● **What you should do**
The copy has to match the data exactly and leave out every picture.
------ Records provided ------
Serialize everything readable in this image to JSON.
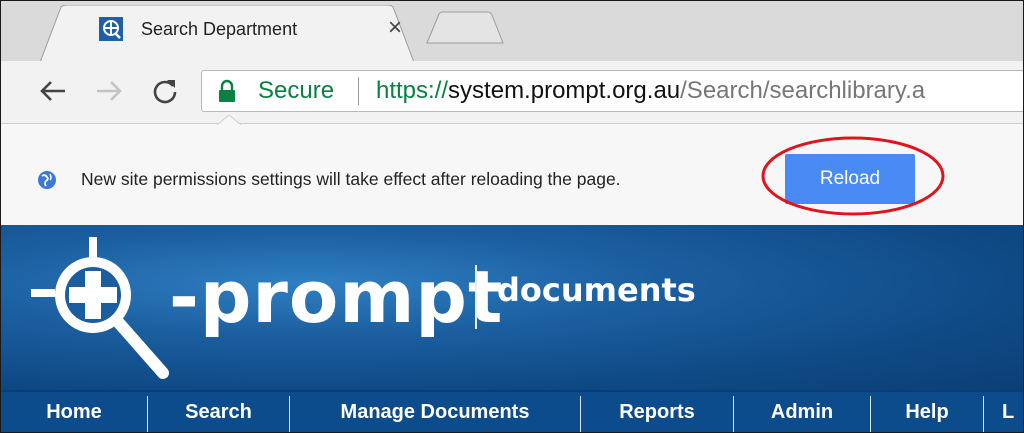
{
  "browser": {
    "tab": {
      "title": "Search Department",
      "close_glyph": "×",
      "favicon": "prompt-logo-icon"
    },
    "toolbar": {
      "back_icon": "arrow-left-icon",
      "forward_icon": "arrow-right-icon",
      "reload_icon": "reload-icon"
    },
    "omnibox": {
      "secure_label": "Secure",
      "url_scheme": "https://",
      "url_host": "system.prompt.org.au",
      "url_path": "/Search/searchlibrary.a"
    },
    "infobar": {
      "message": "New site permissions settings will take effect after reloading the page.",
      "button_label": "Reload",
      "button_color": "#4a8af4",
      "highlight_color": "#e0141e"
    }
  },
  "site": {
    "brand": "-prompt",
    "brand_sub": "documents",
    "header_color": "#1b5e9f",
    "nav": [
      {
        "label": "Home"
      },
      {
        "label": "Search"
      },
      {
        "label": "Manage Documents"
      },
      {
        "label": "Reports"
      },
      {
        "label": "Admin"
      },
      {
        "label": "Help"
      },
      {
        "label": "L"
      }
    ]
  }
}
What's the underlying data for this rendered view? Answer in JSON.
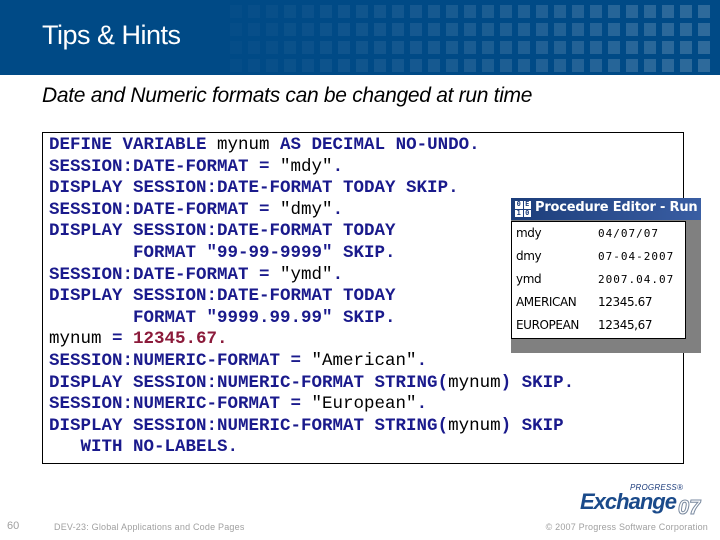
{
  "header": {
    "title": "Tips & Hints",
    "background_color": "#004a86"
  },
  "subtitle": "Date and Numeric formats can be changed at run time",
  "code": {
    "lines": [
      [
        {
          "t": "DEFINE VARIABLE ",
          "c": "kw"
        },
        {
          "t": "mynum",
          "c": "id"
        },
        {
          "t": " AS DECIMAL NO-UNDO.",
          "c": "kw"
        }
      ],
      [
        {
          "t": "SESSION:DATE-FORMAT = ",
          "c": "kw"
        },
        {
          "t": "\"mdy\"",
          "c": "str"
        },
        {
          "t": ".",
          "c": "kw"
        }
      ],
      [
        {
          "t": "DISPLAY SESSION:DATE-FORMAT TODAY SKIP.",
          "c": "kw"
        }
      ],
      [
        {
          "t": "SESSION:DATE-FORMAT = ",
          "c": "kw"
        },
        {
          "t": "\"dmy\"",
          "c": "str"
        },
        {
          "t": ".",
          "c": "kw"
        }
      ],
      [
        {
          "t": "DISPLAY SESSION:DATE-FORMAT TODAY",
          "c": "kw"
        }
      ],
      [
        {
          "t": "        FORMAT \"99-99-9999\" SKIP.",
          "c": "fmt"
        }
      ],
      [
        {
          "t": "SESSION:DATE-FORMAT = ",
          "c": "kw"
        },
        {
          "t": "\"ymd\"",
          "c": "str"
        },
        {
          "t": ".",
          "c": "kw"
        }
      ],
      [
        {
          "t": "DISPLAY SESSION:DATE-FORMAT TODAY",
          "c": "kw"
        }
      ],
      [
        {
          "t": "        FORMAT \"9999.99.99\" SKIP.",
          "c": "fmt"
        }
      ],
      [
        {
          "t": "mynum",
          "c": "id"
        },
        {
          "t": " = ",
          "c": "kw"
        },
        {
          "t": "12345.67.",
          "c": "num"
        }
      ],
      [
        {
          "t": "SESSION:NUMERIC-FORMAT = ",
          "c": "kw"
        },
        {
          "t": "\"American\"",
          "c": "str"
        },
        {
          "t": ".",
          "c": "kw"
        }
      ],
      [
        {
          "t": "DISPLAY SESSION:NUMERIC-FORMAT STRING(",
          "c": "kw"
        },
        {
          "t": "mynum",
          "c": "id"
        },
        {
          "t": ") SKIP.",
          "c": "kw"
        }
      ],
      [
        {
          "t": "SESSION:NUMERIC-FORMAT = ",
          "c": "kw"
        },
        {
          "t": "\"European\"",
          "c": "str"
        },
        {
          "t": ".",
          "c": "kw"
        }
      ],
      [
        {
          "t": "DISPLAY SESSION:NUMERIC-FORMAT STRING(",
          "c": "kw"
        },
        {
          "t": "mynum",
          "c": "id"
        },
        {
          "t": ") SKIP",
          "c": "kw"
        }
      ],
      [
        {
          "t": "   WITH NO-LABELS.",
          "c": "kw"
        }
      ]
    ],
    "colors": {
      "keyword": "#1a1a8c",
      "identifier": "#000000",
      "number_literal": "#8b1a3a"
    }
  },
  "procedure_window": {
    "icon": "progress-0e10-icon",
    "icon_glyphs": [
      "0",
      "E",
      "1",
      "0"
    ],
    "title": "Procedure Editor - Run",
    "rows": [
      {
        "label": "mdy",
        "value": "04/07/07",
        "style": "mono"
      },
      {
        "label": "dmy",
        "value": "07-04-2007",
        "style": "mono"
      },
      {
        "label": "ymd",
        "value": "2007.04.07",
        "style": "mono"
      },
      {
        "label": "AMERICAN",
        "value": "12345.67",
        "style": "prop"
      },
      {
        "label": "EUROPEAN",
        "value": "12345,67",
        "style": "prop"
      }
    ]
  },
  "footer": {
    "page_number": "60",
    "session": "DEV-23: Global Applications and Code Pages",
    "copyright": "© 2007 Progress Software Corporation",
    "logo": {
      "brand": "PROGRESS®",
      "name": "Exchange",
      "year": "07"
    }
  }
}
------
● **Response**
Serialize everything readable in this image to JSON.
{
  "browser": {
    "tab": {
      "title": "Search Department",
      "close_glyph": "×",
      "favicon": "prompt-logo-icon"
    },
    "toolbar": {
      "back_icon": "arrow-left-icon",
      "forward_icon": "arrow-right-icon",
      "reload_icon": "reload-icon"
    },
    "omnibox": {
      "secure_label": "Secure",
      "url_scheme": "https://",
      "url_host": "system.prompt.org.au",
      "url_path": "/Search/searchlibrary.a"
    },
    "infobar": {
      "message": "New site permissions settings will take effect after reloading the page.",
      "button_label": "Reload",
      "button_color": "#4a8af4",
      "highlight_color": "#e0141e"
    }
  },
  "site": {
    "brand": "-prompt",
    "brand_sub": "documents",
    "header_color": "#1b5e9f",
    "nav": [
      {
        "label": "Home"
      },
      {
        "label": "Search"
      },
      {
        "label": "Manage Documents"
      },
      {
        "label": "Reports"
      },
      {
        "label": "Admin"
      },
      {
        "label": "Help"
      },
      {
        "label": "L"
      }
    ]
  }
}
What's the underlying data for this rendered view? Answer in JSON.
{
  "header": {
    "title": "Tips & Hints",
    "background_color": "#004a86"
  },
  "subtitle": "Date and Numeric formats can be changed at run time",
  "code": {
    "lines": [
      [
        {
          "t": "DEFINE VARIABLE ",
          "c": "kw"
        },
        {
          "t": "mynum",
          "c": "id"
        },
        {
          "t": " AS DECIMAL NO-UNDO.",
          "c": "kw"
        }
      ],
      [
        {
          "t": "SESSION:DATE-FORMAT = ",
          "c": "kw"
        },
        {
          "t": "\"mdy\"",
          "c": "str"
        },
        {
          "t": ".",
          "c": "kw"
        }
      ],
      [
        {
          "t": "DISPLAY SESSION:DATE-FORMAT TODAY SKIP.",
          "c": "kw"
        }
      ],
      [
        {
          "t": "SESSION:DATE-FORMAT = ",
          "c": "kw"
        },
        {
          "t": "\"dmy\"",
          "c": "str"
        },
        {
          "t": ".",
          "c": "kw"
        }
      ],
      [
        {
          "t": "DISPLAY SESSION:DATE-FORMAT TODAY",
          "c": "kw"
        }
      ],
      [
        {
          "t": "        FORMAT \"99-99-9999\" SKIP.",
          "c": "fmt"
        }
      ],
      [
        {
          "t": "SESSION:DATE-FORMAT = ",
          "c": "kw"
        },
        {
          "t": "\"ymd\"",
          "c": "str"
        },
        {
          "t": ".",
          "c": "kw"
        }
      ],
      [
        {
          "t": "DISPLAY SESSION:DATE-FORMAT TODAY",
          "c": "kw"
        }
      ],
      [
        {
          "t": "        FORMAT \"9999.99.99\" SKIP.",
          "c": "fmt"
        }
      ],
      [
        {
          "t": "mynum",
          "c": "id"
        },
        {
          "t": " = ",
          "c": "kw"
        },
        {
          "t": "12345.67.",
          "c": "num"
        }
      ],
      [
        {
          "t": "SESSION:NUMERIC-FORMAT = ",
          "c": "kw"
        },
        {
          "t": "\"American\"",
          "c": "str"
        },
        {
          "t": ".",
          "c": "kw"
        }
      ],
      [
        {
          "t": "DISPLAY SESSION:NUMERIC-FORMAT STRING(",
          "c": "kw"
        },
        {
          "t": "mynum",
          "c": "id"
        },
        {
          "t": ") SKIP.",
          "c": "kw"
        }
      ],
      [
        {
          "t": "SESSION:NUMERIC-FORMAT = ",
          "c": "kw"
        },
        {
          "t": "\"European\"",
          "c": "str"
        },
        {
          "t": ".",
          "c": "kw"
        }
      ],
      [
        {
          "t": "DISPLAY SESSION:NUMERIC-FORMAT STRING(",
          "c": "kw"
        },
        {
          "t": "mynum",
          "c": "id"
        },
        {
          "t": ") SKIP",
          "c": "kw"
        }
      ],
      [
        {
          "t": "   WITH NO-LABELS.",
          "c": "kw"
        }
      ]
    ],
    "colors": {
      "keyword": "#1a1a8c",
      "identifier": "#000000",
      "number_literal": "#8b1a3a"
    }
  },
  "procedure_window": {
    "icon": "progress-0e10-icon",
    "icon_glyphs": [
      "0",
      "E",
      "1",
      "0"
    ],
    "title": "Procedure Editor - Run",
    "rows": [
      {
        "label": "mdy",
        "value": "04/07/07",
        "style": "mono"
      },
      {
        "label": "dmy",
        "value": "07-04-2007",
        "style": "mono"
      },
      {
        "label": "ymd",
        "value": "2007.04.07",
        "style": "mono"
      },
      {
        "label": "AMERICAN",
        "value": "12345.67",
        "style": "prop"
      },
      {
        "label": "EUROPEAN",
        "value": "12345,67",
        "style": "prop"
      }
    ]
  },
  "footer": {
    "page_number": "60",
    "session": "DEV-23: Global Applications and Code Pages",
    "copyright": "© 2007 Progress Software Corporation",
    "logo": {
      "brand": "PROGRESS®",
      "name": "Exchange",
      "year": "07"
    }
  }
}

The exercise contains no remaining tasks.